"upon the trust" of PPI.
The 60-day credit term lapsed without
Gloria paying her obligation under the
Trust Receipt/SCS. Hence, PPI wrote
collection letters to her.
PPI alleged that Gloria had violated the
fiduciary undertaking in the Trust
Receipt agreement covering product
withdrawals under the Special Credit
Scheme which were subsequently
charged to defendant dealers regular

credit line; therefore, she is guilty of


fraudulently misapplying or converting
to her own use the items delivered to
her as contained in the invoices. It
charged that Gloria did not return the
goods indicated in the invoices and did
not remit the proceeds of sales.
The CA held the petitioners liable to PPI
for the value of the fertilizers and
agricultural chemical products covered
by the trust receipts because a
creditor-debtor
relationship
existed
between
the
parties
when,
the
petitioners withdrew several fertilizers
and agricultural chemical products on
credit; that the petitioners then came
under obligation to pay the equivalent
value of the withdrawn goods, or to
return the undelivered and/or unused
products within the specified period.
Issue:
Is Gloria liable under Trust Receipt
law?
Ruling:
These
established
circumstances
comprised by the contemporaneous and
subsequent acts of Gloria and Quirino
that manifested their intention to enter
into the creditor-debtor relationship
with PPI show that the CA properly held
the petitioners fully liable to PPI. The
law of contracts provides that in
determining the intention of the parties,
their contemporaneous and subsequent
acts shall be principally considered.
Consequently, the written terms of their
contract with PPI, being clear upon the

intention of the contracting parties,


should be literally applied.
The first circumstance was the credit
line of P200,000.00 that commenced
the business relationship between the
parties. A credit line is really a loan
agreement between the parties.
The second circumstance was the offer
by Gloria of trust receipts as her
collateral for securing the loans that
PPI extended to her. A trust receipt is a
security transaction intended to aid in
financing importers and retail dealers
who do not have sufficient funds or
resources to finance the importation or
purchase of merchandise, and who may
not be able to acquire credit except
through utilization, as collateral, of the
merchandise imported or purchased.
The third circumstance was the offer of
Gloria and Quirino to have their
conjugal real properties beef up the
collaterals for the credit line.

The fourth circumstance had to do with
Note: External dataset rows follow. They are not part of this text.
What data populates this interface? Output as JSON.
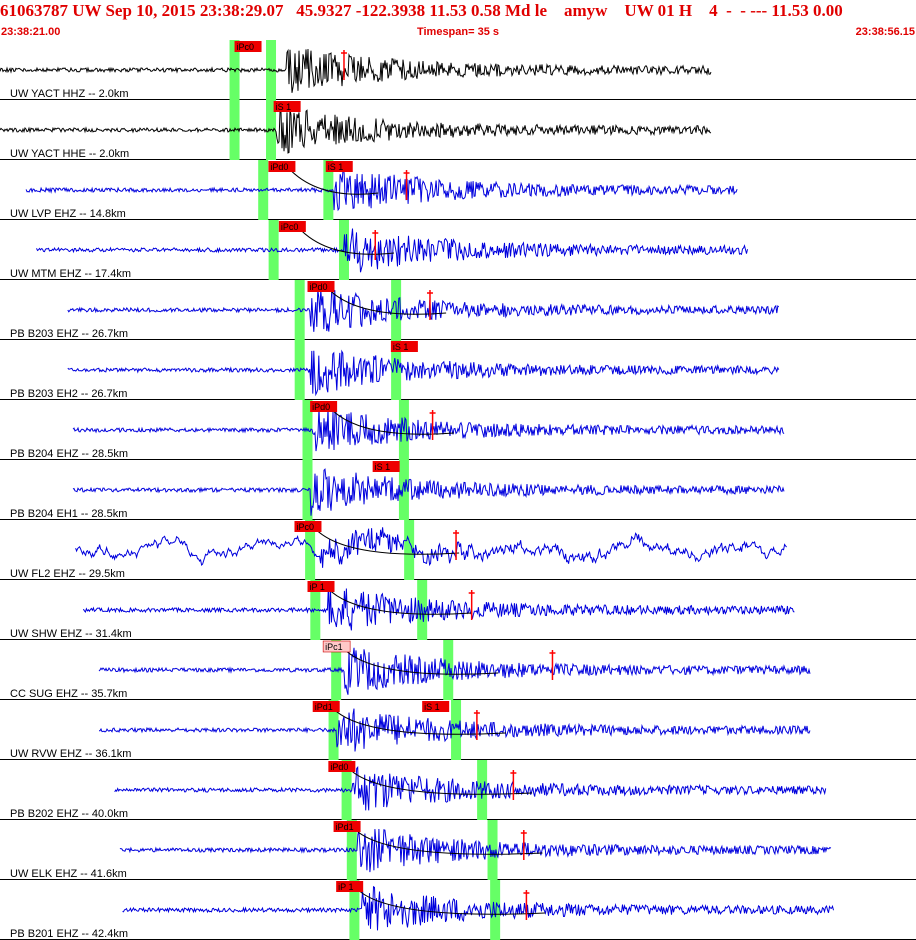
{
  "header": {
    "title": "61063787 UW Sep 10, 2015 23:38:29.07   45.9327 -122.3938 11.53 0.58 Md le    amyw    UW 01 H    4  -  - --- 11.53 0.00",
    "start_time": "23:38:21.00",
    "timespan": "Timespan= 35 s",
    "end_time": "23:38:56.15"
  },
  "colors": {
    "header_text": "#e00000",
    "trace_unfiltered": "#000000",
    "trace": "#0000dd",
    "pick_box": "#ee0000",
    "pick_box_weak": "#ffc8c8",
    "pick_window": "#66ff66",
    "pick_mark": "#ff0000"
  },
  "chart_data": {
    "type": "line",
    "title": "",
    "x_unit": "s",
    "xlim": [
      0,
      35.15
    ],
    "traces": [
      {
        "label": "UW YACT HHZ -- 2.0km",
        "color": "black",
        "start": 0,
        "end": 27.3,
        "amp": 1,
        "p_pick": {
          "label": "iPc0",
          "time": 9.0,
          "weak": false
        },
        "s_pick": null,
        "green": [
          9.0,
          10.4
        ],
        "arrival": 11.0,
        "red_marks": [
          13.2
        ],
        "pcurve": false,
        "wander": false
      },
      {
        "label": "UW YACT HHE -- 2.0km",
        "color": "black",
        "start": 0,
        "end": 27.3,
        "amp": 1,
        "p_pick": null,
        "s_pick": {
          "label": "iS 1",
          "time": 10.5,
          "weak": false
        },
        "green": [
          9.0,
          10.4
        ],
        "arrival": 10.6,
        "red_marks": [],
        "pcurve": false,
        "wander": false
      },
      {
        "label": "UW LVP EHZ -- 14.8km",
        "color": "blue",
        "start": 1.0,
        "end": 28.3,
        "amp": 1,
        "p_pick": {
          "label": "iPd0",
          "time": 10.3,
          "weak": false
        },
        "s_pick": {
          "label": "iS 1",
          "time": 12.5,
          "weak": false
        },
        "green": [
          10.1,
          12.6
        ],
        "arrival": 12.8,
        "red_marks": [
          15.6
        ],
        "pcurve": true,
        "wander": false
      },
      {
        "label": "UW MTM EHZ -- 17.4km",
        "color": "blue",
        "start": 1.4,
        "end": 28.7,
        "amp": 1,
        "p_pick": {
          "label": "iPc0",
          "time": 10.7,
          "weak": false
        },
        "s_pick": null,
        "green": [
          10.5,
          13.2
        ],
        "arrival": 13.2,
        "red_marks": [
          14.4
        ],
        "pcurve": true,
        "wander": false
      },
      {
        "label": "PB B203 EHZ -- 26.7km",
        "color": "blue",
        "start": 2.6,
        "end": 29.9,
        "amp": 1,
        "p_pick": {
          "label": "iPd0",
          "time": 11.8,
          "weak": false
        },
        "s_pick": null,
        "green": [
          11.5,
          15.2
        ],
        "arrival": 11.9,
        "red_marks": [
          16.5
        ],
        "pcurve": true,
        "wander": false
      },
      {
        "label": "PB B203 EH2 -- 26.7km",
        "color": "blue",
        "start": 2.6,
        "end": 29.9,
        "amp": 1,
        "p_pick": null,
        "s_pick": {
          "label": "iS 1",
          "time": 15.0,
          "weak": false
        },
        "green": [
          11.5,
          15.2
        ],
        "arrival": 11.9,
        "red_marks": [],
        "pcurve": false,
        "wander": false
      },
      {
        "label": "PB B204 EHZ -- 28.5km",
        "color": "blue",
        "start": 2.8,
        "end": 30.1,
        "amp": 1,
        "p_pick": {
          "label": "iPd0",
          "time": 11.9,
          "weak": false
        },
        "s_pick": null,
        "green": [
          11.8,
          15.5
        ],
        "arrival": 11.9,
        "red_marks": [
          16.6
        ],
        "pcurve": true,
        "wander": false
      },
      {
        "label": "PB B204 EH1 -- 28.5km",
        "color": "blue",
        "start": 2.8,
        "end": 30.1,
        "amp": 1,
        "p_pick": null,
        "s_pick": {
          "label": "iS 1",
          "time": 14.3,
          "weak": false
        },
        "green": [
          11.8,
          15.5
        ],
        "arrival": 11.9,
        "red_marks": [],
        "pcurve": false,
        "wander": false
      },
      {
        "label": "UW FL2 EHZ -- 29.5km",
        "color": "blue",
        "start": 2.9,
        "end": 30.2,
        "amp": 1,
        "p_pick": {
          "label": "iPc0",
          "time": 11.3,
          "weak": false
        },
        "s_pick": null,
        "green": [
          11.9,
          15.7
        ],
        "arrival": 12.3,
        "red_marks": [
          17.5
        ],
        "pcurve": true,
        "wander": true
      },
      {
        "label": "UW SHW EHZ -- 31.4km",
        "color": "blue",
        "start": 3.2,
        "end": 30.5,
        "amp": 1,
        "p_pick": {
          "label": "iP 1",
          "time": 11.8,
          "weak": false
        },
        "s_pick": null,
        "green": [
          12.1,
          16.2
        ],
        "arrival": 12.6,
        "red_marks": [
          18.1
        ],
        "pcurve": true,
        "wander": false
      },
      {
        "label": "CC SUG EHZ -- 35.7km",
        "color": "blue",
        "start": 3.8,
        "end": 31.1,
        "amp": 1,
        "p_pick": {
          "label": "iPc1",
          "time": 12.4,
          "weak": true
        },
        "s_pick": null,
        "green": [
          12.9,
          17.2
        ],
        "arrival": 13.2,
        "red_marks": [
          21.2
        ],
        "pcurve": true,
        "wander": false
      },
      {
        "label": "UW RVW EHZ -- 36.1km",
        "color": "blue",
        "start": 3.8,
        "end": 31.1,
        "amp": 1,
        "p_pick": {
          "label": "iPd1",
          "time": 12.0,
          "weak": false
        },
        "s_pick": {
          "label": "iS 1",
          "time": 16.2,
          "weak": false
        },
        "green": [
          12.8,
          17.5
        ],
        "arrival": 12.9,
        "red_marks": [
          18.3
        ],
        "pcurve": true,
        "wander": false
      },
      {
        "label": "PB B202 EHZ -- 40.0km",
        "color": "blue",
        "start": 4.4,
        "end": 31.7,
        "amp": 1,
        "p_pick": {
          "label": "iPd0",
          "time": 12.6,
          "weak": false
        },
        "s_pick": null,
        "green": [
          13.3,
          18.5
        ],
        "arrival": 13.5,
        "red_marks": [
          19.7
        ],
        "pcurve": true,
        "wander": false
      },
      {
        "label": "UW ELK EHZ -- 41.6km",
        "color": "blue",
        "start": 4.6,
        "end": 31.9,
        "amp": 1,
        "p_pick": {
          "label": "iPd1",
          "time": 12.8,
          "weak": false
        },
        "s_pick": null,
        "green": [
          13.5,
          18.9
        ],
        "arrival": 13.7,
        "red_marks": [
          20.1
        ],
        "pcurve": true,
        "wander": false
      },
      {
        "label": "PB B201 EHZ -- 42.4km",
        "color": "blue",
        "start": 4.7,
        "end": 32.0,
        "amp": 1,
        "p_pick": {
          "label": "iP 1",
          "time": 12.9,
          "weak": false
        },
        "s_pick": null,
        "green": [
          13.6,
          19.0
        ],
        "arrival": 13.9,
        "red_marks": [
          20.2
        ],
        "pcurve": true,
        "wander": false
      }
    ]
  }
}
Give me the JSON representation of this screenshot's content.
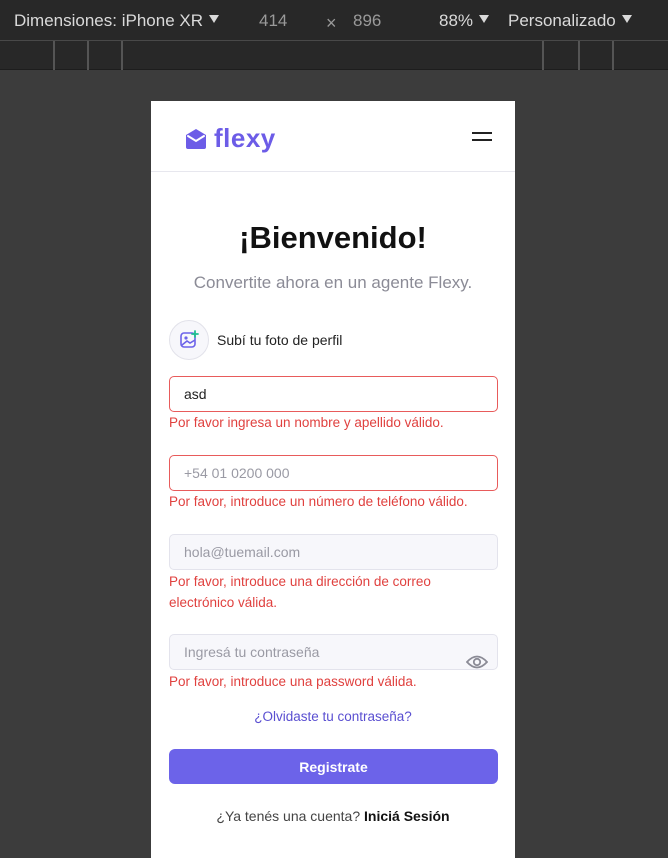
{
  "devtools": {
    "device_label": "Dimensiones: iPhone XR",
    "width": "414",
    "times": "×",
    "height": "896",
    "zoom": "88%",
    "throttle": "Personalizado"
  },
  "header": {
    "logo_text": "flexy",
    "brand_color": "#6c5ce7"
  },
  "main": {
    "title": "¡Bienvenido!",
    "subtitle": "Convertite ahora en un agente Flexy.",
    "photo_label": "Subí tu foto de perfil"
  },
  "form": {
    "name": {
      "value": "asd",
      "error": "Por favor ingresa un nombre y apellido válido."
    },
    "phone": {
      "placeholder": "+54 01 0200 000",
      "error": "Por favor, introduce un número de teléfono válido."
    },
    "email": {
      "placeholder": "hola@tuemail.com",
      "error": "Por favor, introduce una dirección de correo electrónico válida."
    },
    "password": {
      "placeholder": "Ingresá tu contraseña",
      "error": "Por favor, introduce una password válida."
    },
    "forgot_label": "¿Olvidaste tu contraseña?",
    "submit_label": "Registrate"
  },
  "footer": {
    "question": "¿Ya tenés una cuenta?",
    "login_link": "Iniciá Sesión"
  },
  "colors": {
    "error": "#e0413f",
    "primary_button": "#6c63e9"
  }
}
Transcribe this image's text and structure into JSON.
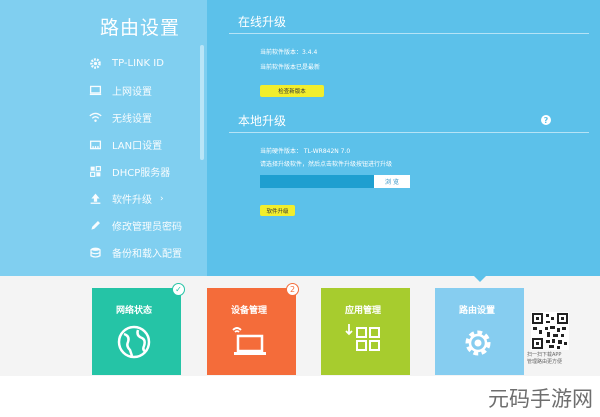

the undertakings under the trust
receipts. The position of the petitioners
was that the farmers participants alone
were obligated to pay for the goods
delivered to them by Gloria. However,
such position had no factual and legal
legs to prop it up. A close look at the
Trust Receipt/SCS indicates that the
farmer-participants were mentioned
therein only with respect to the duties
and
responsibilities
that
Gloria
personally assumed to undertake in
holding goods in trust for PPI. Under
the notion of relativity of contracts
embodied in Article 1311 of the Civil
Code, contracts take effect only
between the parties, their assigns and
heirs. Hence, the farmer-participants,
not being themselves parties to the
contractual documents signed by
Gloria, were not to be thereby liable.